Rucker D, et al. IGF-I and Testosterone Levels as Predictors of Bone Mineral Density in Healthy, Community-dwelling Men. Clin Endocrinol (Oxf). 2004;60(4):491-9. PubMed PMID: 15049965.
* Article titles in AMA citation format should be in sentence-case
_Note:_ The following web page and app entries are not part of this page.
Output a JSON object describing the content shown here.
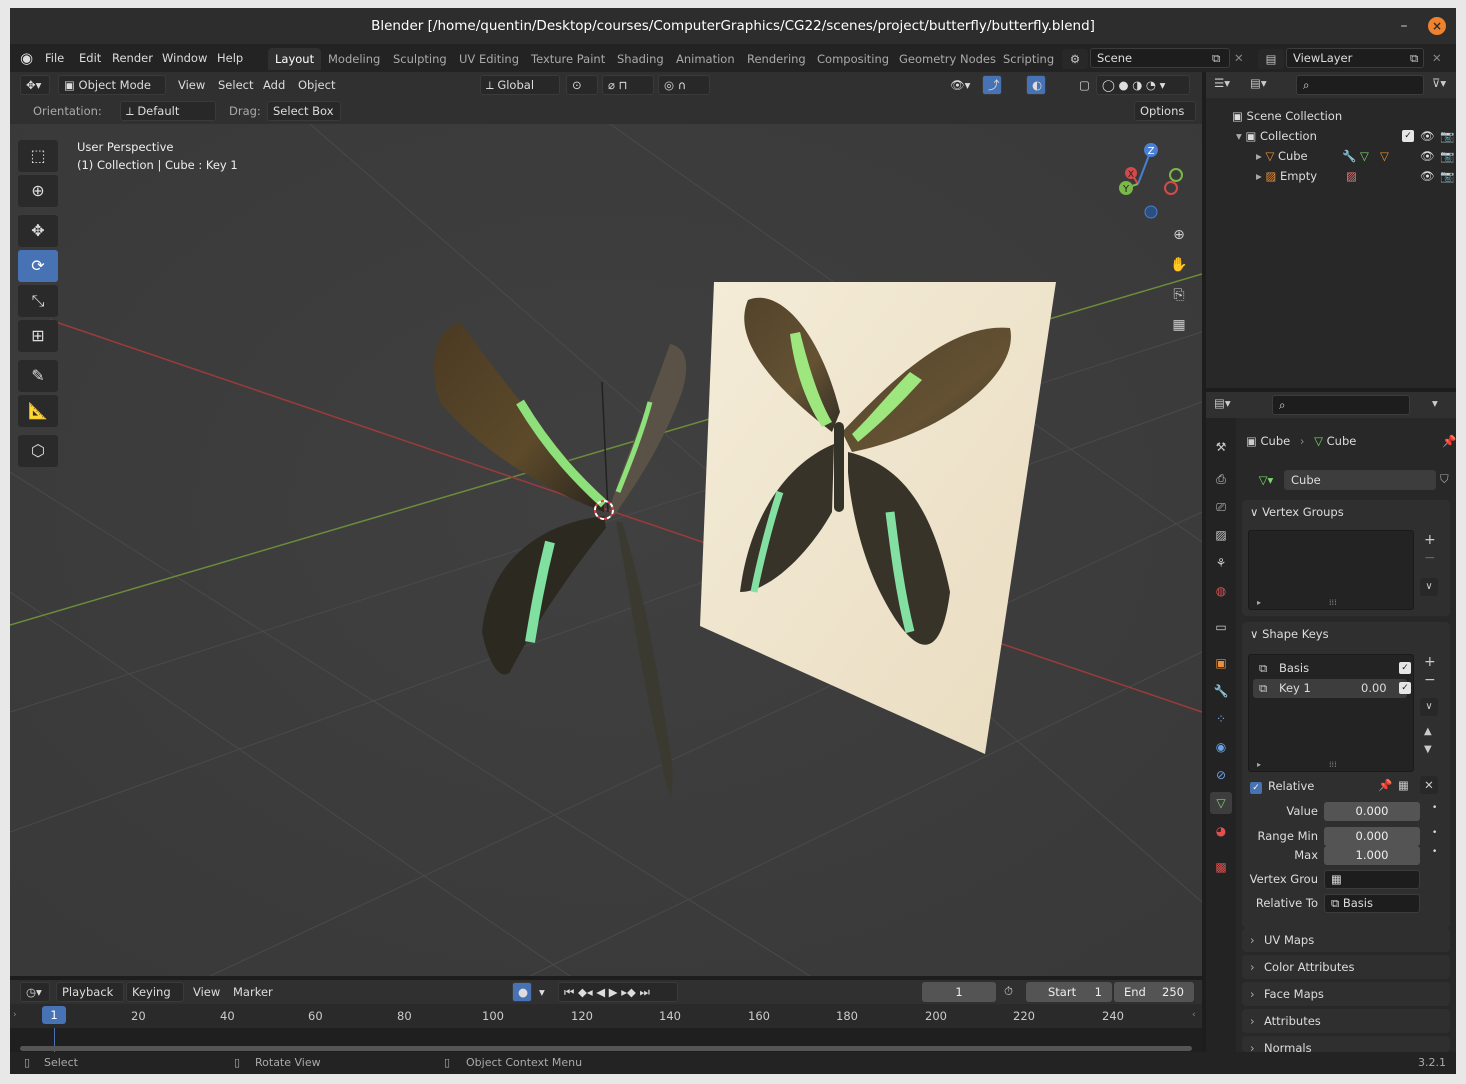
{
  "window": {
    "title": "Blender [/home/quentin/Desktop/courses/ComputerGraphics/CG22/scenes/project/butterfly/butterfly.blend]"
  },
  "menu": [
    "File",
    "Edit",
    "Render",
    "Window",
    "Help"
  ],
  "workspaces": [
    "Layout",
    "Modeling",
    "Sculpting",
    "UV Editing",
    "Texture Paint",
    "Shading",
    "Animation",
    "Rendering",
    "Compositing",
    "Geometry Nodes",
    "Scripting"
  ],
  "active_workspace": "Layout",
  "scene": {
    "name": "Scene"
  },
  "view_layer": {
    "name": "ViewLayer"
  },
  "viewport": {
    "mode": "Object Mode",
    "menus": [
      "View",
      "Select",
      "Add",
      "Object"
    ],
    "transform_orientation": "Global",
    "orientation_label": "Orientation:",
    "orientation_value": "Default",
    "drag_label": "Drag:",
    "drag_value": "Select Box",
    "options_label": "Options",
    "info_line1": "User Perspective",
    "info_line2": "(1) Collection | Cube : Key 1",
    "gizmo_axes": {
      "x": "X",
      "y": "Y",
      "z": "Z"
    }
  },
  "outliner": {
    "rows": [
      {
        "label": "Scene Collection"
      },
      {
        "label": "Collection"
      },
      {
        "label": "Cube"
      },
      {
        "label": "Empty"
      }
    ]
  },
  "properties": {
    "breadcrumb_object": "Cube",
    "breadcrumb_data": "Cube",
    "data_name": "Cube",
    "vertex_groups": {
      "title": "Vertex Groups"
    },
    "shape_keys": {
      "title": "Shape Keys",
      "keys": [
        {
          "name": "Basis",
          "value": ""
        },
        {
          "name": "Key 1",
          "value": "0.00"
        }
      ],
      "relative_label": "Relative",
      "value_label": "Value",
      "value": "0.000",
      "range_min_label": "Range Min",
      "range_min": "0.000",
      "max_label": "Max",
      "max": "1.000",
      "vertex_group_label": "Vertex Grou",
      "relative_to_label": "Relative To",
      "relative_to": "Basis"
    },
    "collapsed_panels": [
      "UV Maps",
      "Color Attributes",
      "Face Maps",
      "Attributes",
      "Normals"
    ]
  },
  "timeline": {
    "menus": [
      "Playback",
      "Keying",
      "View",
      "Marker"
    ],
    "current_frame": "1",
    "start_label": "Start",
    "start": "1",
    "end_label": "End",
    "end": "250",
    "ticks": [
      "20",
      "40",
      "60",
      "80",
      "100",
      "120",
      "140",
      "160",
      "180",
      "200",
      "220",
      "240"
    ],
    "playhead": "1"
  },
  "statusbar": {
    "items": [
      "Select",
      "Rotate View",
      "Object Context Menu"
    ],
    "version": "3.2.1"
  },
  "colors": {
    "accent": "#4772b3",
    "x_axis": "#d44a4a",
    "y_axis": "#7ab84a",
    "z_axis": "#4a7fd4",
    "close": "#f0822e"
  }
}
TY - JOUR T1 - IGF-I and testosterone levels as predictors of bone mineral density in healthy, community-dwelling men. AU - Rucker,Diana, AU - Ezzat,Shereen, AU - Diamandi,Anastasia, AU - Khosravi,Javad, AU - Hanley,David A, PY - 2004/3/31/pubmed PY - 2004/6/24/medline PY - 2004/3/31/entrez SP - 491 EP - 9 JF - Clinical endocrinology JO - Clin. Endocrinol. (Oxf) VL - 60 IS - 4 N2 - OBJECTIVE: Age-related decline in IGF-I and gonadal hormones have been postulated to play an important role in the pathogenesis of age-related bone loss in men. In this cross-sectional study, the relation between serum IGF-I and gonadal hormones with bone mineral density (BMD) was examined in community-dwelling men. DESIGN AND SUBJECTS: Serum IGF-I, testosterone and BMD were examined in 61 community-dwelling men over the age of 27, who were randomly selected from the Calgary cohort of 1000 subjects in the Canadian Multicentre Osteoporosis Study. In the present study, IGF-I, serum testosterone, SHBG, free androgen index (FAI), parathyroid hormone (PTH), 25-hydroxy-vitamin D [25(OH)D] and other markers of bone turnover were measured. BMD was measured at the spine and hip (HOLOGIC 4500). Simple linear regression was used to assess the linear relation between IGF-I, testosterone, BMD and other biochemical markers of bone metabolism and potential confounding variables and subsequent multivariate regression models were constructed separately for each BMD measurement to assess the importance of IGF-I and testosterone in the presence of potential confounding variables. RESULTS: Serum IGF-I, FAI and SHBG significantly decreased as a function of age, whereas serum levels of PTH increased. Only 25(OH)D, total testosterone and FAI were positively associated with serum IGF-I after adjusting for age and BMI. Multiple linear regression models revealed that IGF-I was a significant predictor of BMD at the total hip, femoral neck and femoral trochanter neck (P < or = 0.001). In contrast, the FAI was a significant predictor of BMD at the lumbar spine and wards area (P < or = 0.011), and SHBG was a significant predictor at the total hip and femoral trochanter (P < or = 0.045). CONCLUSION: These data support the hypothesis that the age-related decline in bone mass in men is associated with declining levels of IGF-I and testosterone. SN - 0300-0664 UR - https://www.unboundmedicine.com/medline/citation/15049965/IGF_I_and_testosterone_levels_as_predictors_of_bone_mineral_density_in_healthy_community_dwelling_men_ L2 - https://onlinelibrary.wiley.com/resolve/openurl?genre=article&amp;sid=nlm:pubmed&amp;issn=0300-0664&amp;date=2004&amp;volume=60&amp;issue=4&amp;spage=491 DB - PRIME DP - Unbound Medicine ER -